The first wave of payments from the Restaurant Revitalization Fund (RRF) is going out to more than 16,000 restaurants and other food and beverage providers, some of whom could see relief money in their bank accounts as soon as Tuesday.
A week after opening the $28.6 billion RRF, the U.S. Small Business Administration (SBA) said late Monday afternoon that it had begun sending out more than $2 billion in a first round of funding to restaurants, bars, and other eligible applicants.
“Restaurants are the core of our neighborhoods and propel economic activity on Main Streets across the nation,” said SBA Administrator Isabella Casillas Guzman in a news release. “We know that this help is urgently needed by so many who have suffered disproportionately from this pandemic and have often been unable to access relief.”
The SBA reported last week that more than 186,000 restaurants, bars, and other food and beverage businesses applied for RRF assistance during the first two days after the program’s application window opened May 3.
All eligible food and beverage providers are allowed to apply to the RRF, but for the first 21 days the SBA will prioritize reviewing applications from small businesses owned by women, veterans, and socially and economically disadvantaged individuals.
After the first 21 days, the SBA will fund all eligible applications on a first-come, first-serve basis. Approved applicants should expect an average of 14 days for processing, review, approval, and funds distribution, the SBA said.
Congress created the RRF to provide food and beverage providers with grants equal to their pandemic-related revenue loss, up to $10 million per business and no more than $5 million per physical location. The funds can be used for eligible expenses, such as payroll and rent.
Eligible entities for the RRF include the following:
- Food stands, food trucks, and food carts;
- Bars, saloons, lounges, and taverns;
- Snack and nonalcoholic beverage bars;
- Bakeries, brewpubs, tasting rooms, taprooms, breweries, microbreweries, wineries, and distilleries at which on-site sales to the public comprise at least 33% of the gross receipts;
- Inns at which on-site sales of food and beverages to the public comprise at least 33% of gross receipts; and
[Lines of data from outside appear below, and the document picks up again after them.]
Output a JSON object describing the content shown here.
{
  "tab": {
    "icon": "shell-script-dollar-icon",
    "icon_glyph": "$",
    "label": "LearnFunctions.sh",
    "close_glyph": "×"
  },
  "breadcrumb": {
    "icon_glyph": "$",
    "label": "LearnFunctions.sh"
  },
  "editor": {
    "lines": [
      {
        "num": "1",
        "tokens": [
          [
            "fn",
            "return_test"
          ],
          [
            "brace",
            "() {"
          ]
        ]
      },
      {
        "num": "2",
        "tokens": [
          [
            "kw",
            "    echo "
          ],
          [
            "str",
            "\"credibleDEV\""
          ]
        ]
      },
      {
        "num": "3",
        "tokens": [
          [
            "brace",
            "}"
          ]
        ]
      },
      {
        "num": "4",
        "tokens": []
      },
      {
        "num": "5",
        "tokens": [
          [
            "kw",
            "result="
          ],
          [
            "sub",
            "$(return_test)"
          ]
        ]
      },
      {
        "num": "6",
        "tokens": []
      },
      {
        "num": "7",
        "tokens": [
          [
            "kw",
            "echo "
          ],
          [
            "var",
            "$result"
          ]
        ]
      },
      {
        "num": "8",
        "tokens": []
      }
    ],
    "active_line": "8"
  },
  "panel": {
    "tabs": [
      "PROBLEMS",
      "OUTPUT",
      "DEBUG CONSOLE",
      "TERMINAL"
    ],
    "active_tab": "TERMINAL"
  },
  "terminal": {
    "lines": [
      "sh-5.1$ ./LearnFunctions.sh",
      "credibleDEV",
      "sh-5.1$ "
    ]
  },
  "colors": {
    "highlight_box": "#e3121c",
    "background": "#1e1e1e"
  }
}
- Licensed facilities or premises of a beverage alcohol producer where the public may taste, sample, or purchase products.
Article Credit https://www.journalofaccountancy.com/